The PR bonanza named Bombshell has been showering The Actors Fund in glorious news coverage and giddy Tweets since last December when it was announced that The Actors Fund would stage a major fundraiser: a one-night-only concert staging of Bombshell, the make-believe musical about Marilyn Monroe, that was the center of the NBC musical drama, SMASH.
The Actors Fund is a 133-year-old non-profit organization dedicated to providing human services to all entertainment professionals in all disciplines across the country. The Fund provides emergency grants for everything from food to medical bills and also supports nursing and retirement homes.
It’s a worthy organization. More artists and technicians in the entertainment industry live paycheck-to-paycheck than from poolside-to-penthouse.
Since the announcement, thousands of Broadway theater enthusiasts (myself included), looked forward to the chance to buy tickets. Prices ranged from $120 to $1,000. (Needless to say, most of us were planning to bring opera glasses.)
To cover the production costs, The Actors Fund launched a Kickstarter campaign, hoping to raise $50,000. Kicking in gave donors a leg up on ticket sales. Make a donation and you got a pre-sale code that allowed you to buy two tickets a day ahead of the general public.
Eager to get an edge, 1,485 people (myself included) donated. The campaign raised $318,120.
At 11 a.m. on April 13, pre-sale codes in hand, we clicked on “Buy Tickets”, typed in our codes, and many of us were told, “Your presale code is invalid.” At 11:04, I was locked out of the site completely. At 11:06 I sent an email to The Actors Fund explaining my code was apparently invalid.
Turns out the codes for many people were “invalid.”
Twitter came alive with tweeters (myself included) crying foul. Some even using the other “F” word: fraud.
The show sold out in an hour. The raging tweets continued for hours, with never a peep out of The Actors Fund, Ticketmaster, or Kickstarter.
At 8:44 p.m. I got a reply from The Actors Fund to my email:
We apologize for any inconvenience.
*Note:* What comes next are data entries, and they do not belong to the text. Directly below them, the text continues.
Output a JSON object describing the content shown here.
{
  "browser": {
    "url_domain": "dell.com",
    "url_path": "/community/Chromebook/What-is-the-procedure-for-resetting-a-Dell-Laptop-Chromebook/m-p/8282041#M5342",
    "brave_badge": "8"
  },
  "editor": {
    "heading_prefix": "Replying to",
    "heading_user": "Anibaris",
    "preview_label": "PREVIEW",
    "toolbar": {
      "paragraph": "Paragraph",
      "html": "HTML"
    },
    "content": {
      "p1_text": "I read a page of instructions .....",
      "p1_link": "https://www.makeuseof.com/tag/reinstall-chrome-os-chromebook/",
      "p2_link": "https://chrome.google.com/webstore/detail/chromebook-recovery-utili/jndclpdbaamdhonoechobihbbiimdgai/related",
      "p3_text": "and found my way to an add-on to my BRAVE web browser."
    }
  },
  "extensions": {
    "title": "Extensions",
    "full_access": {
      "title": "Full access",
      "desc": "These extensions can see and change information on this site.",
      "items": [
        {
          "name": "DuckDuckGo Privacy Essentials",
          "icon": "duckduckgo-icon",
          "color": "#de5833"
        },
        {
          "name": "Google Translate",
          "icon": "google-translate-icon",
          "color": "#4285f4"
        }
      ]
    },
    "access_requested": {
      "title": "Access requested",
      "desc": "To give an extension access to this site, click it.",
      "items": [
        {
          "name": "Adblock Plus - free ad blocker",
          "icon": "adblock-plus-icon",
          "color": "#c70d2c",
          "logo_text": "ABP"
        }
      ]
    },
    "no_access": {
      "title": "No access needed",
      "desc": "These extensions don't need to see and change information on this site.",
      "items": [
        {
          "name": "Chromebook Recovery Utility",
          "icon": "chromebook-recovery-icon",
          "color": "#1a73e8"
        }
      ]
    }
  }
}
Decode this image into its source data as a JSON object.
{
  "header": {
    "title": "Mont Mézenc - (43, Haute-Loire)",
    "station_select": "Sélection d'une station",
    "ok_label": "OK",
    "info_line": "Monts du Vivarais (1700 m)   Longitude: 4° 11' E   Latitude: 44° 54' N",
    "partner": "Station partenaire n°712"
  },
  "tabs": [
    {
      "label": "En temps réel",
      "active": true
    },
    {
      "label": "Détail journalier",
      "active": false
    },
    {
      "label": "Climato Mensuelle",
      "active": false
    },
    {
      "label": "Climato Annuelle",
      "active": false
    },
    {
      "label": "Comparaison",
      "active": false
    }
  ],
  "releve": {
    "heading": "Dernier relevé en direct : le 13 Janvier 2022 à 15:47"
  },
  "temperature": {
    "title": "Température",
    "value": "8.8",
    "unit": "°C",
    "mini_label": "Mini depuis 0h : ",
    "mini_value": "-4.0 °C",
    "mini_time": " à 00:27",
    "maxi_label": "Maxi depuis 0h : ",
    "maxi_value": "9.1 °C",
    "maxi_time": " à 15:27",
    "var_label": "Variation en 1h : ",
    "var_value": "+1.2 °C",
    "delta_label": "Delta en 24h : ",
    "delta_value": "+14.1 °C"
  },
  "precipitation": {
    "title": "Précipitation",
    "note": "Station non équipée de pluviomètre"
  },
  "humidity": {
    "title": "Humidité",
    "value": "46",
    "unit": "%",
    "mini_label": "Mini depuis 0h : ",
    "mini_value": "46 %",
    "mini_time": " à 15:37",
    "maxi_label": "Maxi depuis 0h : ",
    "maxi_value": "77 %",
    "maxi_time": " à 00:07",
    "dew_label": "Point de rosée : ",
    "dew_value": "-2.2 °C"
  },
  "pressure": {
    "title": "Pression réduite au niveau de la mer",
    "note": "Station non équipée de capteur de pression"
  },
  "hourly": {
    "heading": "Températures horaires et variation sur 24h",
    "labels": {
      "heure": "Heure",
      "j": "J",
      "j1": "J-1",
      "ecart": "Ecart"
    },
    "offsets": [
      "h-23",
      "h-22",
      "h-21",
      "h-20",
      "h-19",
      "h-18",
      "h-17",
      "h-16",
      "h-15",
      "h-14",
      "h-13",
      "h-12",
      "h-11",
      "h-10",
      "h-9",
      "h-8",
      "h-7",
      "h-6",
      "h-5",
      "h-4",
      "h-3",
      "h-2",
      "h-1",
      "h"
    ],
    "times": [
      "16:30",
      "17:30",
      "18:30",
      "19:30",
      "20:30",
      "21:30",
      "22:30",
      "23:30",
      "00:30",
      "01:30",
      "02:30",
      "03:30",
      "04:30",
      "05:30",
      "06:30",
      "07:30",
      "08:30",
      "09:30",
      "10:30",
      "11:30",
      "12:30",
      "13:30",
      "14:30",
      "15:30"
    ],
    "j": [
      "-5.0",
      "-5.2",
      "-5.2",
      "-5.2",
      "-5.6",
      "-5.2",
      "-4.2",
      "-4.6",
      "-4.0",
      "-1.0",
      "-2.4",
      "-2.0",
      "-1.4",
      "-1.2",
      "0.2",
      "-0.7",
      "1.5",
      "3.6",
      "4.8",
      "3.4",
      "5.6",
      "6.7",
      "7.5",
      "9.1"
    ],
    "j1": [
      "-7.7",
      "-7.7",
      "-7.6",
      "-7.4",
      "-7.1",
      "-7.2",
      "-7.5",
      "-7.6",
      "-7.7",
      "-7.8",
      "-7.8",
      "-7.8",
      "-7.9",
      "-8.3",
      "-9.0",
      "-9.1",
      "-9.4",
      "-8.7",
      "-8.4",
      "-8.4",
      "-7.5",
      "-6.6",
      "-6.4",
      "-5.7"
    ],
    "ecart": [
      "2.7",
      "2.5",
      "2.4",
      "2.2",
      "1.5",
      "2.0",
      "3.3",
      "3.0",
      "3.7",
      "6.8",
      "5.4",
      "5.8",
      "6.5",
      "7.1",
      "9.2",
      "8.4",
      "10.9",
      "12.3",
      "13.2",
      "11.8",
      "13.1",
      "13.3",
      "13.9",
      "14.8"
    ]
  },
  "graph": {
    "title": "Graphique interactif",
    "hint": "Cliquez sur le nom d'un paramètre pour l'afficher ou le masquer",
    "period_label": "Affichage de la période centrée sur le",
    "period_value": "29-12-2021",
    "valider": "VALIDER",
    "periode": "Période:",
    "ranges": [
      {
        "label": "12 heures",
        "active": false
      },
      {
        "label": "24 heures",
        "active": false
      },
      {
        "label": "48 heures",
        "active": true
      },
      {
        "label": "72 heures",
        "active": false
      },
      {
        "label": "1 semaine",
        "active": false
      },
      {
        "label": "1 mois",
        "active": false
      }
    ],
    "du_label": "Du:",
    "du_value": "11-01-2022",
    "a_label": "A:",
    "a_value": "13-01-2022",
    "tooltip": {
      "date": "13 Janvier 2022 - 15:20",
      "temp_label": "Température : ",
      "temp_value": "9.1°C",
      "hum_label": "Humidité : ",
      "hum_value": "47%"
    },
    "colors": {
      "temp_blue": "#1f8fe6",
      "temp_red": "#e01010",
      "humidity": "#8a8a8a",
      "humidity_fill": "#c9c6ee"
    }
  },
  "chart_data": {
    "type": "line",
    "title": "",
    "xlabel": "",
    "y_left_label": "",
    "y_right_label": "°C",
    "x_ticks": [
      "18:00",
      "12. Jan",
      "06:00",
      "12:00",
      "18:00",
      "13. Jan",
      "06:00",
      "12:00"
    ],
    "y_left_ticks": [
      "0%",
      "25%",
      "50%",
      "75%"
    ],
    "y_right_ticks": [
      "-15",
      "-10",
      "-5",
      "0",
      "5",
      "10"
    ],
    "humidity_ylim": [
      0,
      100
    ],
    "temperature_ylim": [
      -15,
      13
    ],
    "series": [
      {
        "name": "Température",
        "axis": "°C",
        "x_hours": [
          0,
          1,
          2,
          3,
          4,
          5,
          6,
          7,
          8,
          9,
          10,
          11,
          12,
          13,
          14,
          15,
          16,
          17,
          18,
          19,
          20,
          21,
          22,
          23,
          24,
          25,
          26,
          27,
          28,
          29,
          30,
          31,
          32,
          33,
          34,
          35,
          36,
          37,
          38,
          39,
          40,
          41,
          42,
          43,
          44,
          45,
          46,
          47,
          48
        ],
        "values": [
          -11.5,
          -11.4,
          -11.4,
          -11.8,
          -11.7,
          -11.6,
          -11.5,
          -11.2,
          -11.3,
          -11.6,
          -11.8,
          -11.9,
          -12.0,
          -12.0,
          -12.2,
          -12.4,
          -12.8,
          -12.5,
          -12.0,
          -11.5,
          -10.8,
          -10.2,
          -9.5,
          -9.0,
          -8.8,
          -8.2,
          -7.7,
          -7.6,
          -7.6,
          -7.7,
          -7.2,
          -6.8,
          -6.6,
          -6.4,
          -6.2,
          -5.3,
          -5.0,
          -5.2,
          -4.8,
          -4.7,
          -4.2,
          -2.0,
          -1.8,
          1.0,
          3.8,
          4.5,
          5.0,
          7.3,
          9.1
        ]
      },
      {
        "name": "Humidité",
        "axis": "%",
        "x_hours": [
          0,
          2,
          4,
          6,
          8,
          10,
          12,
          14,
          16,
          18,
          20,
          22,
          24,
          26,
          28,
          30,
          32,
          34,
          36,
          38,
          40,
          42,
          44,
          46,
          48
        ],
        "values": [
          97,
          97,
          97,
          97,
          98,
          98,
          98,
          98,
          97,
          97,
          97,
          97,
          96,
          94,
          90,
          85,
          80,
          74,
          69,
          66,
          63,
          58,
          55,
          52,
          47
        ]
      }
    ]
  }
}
There were issues with the Ticketmaster site due to the overwhelming response. Again, with thanks for your support and with our apologies.
At 10:57 p.m., they Tweeted that I should see their “refund offer to generous Kickstarters.”
What’s interesting—and mind boggling—about the offer to refund the Kickstarter donations is that it never mentions the invalid pre-sale codes. It was a non-apology. It was a non-acknowledgement of screwing up.
As I explained to the gentleman from The Actors Fund who apologized for “any inconvenience,” people don’t feel inconvenienced. They feel played.
From the moment this event was announced, we all knew there would be a finite number of tickets for an infinite number of buyers. We all knew the show would sell out quickly. That’s part of the fun of the game.
What The Actors Fund should have known from the moment it received $318,120 in pledges ($200,000 of it reportedly in the first 18 hours), is that Ticketmaster would be hit hard at 11 a.m. on the 13th. The Fund should have gone to Ticketmaster and said, “We’re expecting at least 1,500 people at exactly 11 a.m. Can you handle this?”
Ticketmaster has sold far more tickets to far larger venues than the 1,621-seat Minskoff Theatre. Ticketmaster is the culprit for the technical breakdown, but The Actors Fund owns the bad PR. A few no-brainer rules were broken here:
- Don’t sit silent for hours while your brand is in crisis.
- Don’t pretend the bad stuff isn’t happening.
- Own your mistakes.
- Don’t offer an apology that doesn’t acknowledge your mistake.
I did not request a refund of my small donation, but many did. The comments on The Actors Fund Kickstarter page are overwhelmingly negative. Phrases like “deeply disappointed,” “terrible job,” and “formal complaint” certainly are not what they wanted for a one-of-a-kind event meant to support a worthy charity.
In truth, the mainstream media coverage of the sold-out show is fine. It glosses over the faulty pre-sale codes and focuses on the good news, perhaps as it should. But PR is more than media coverage. It’s Public Relations. And The Actors Fund has lost not only donations but also a degree of credibility with many in their natural donor base, the theater-going public.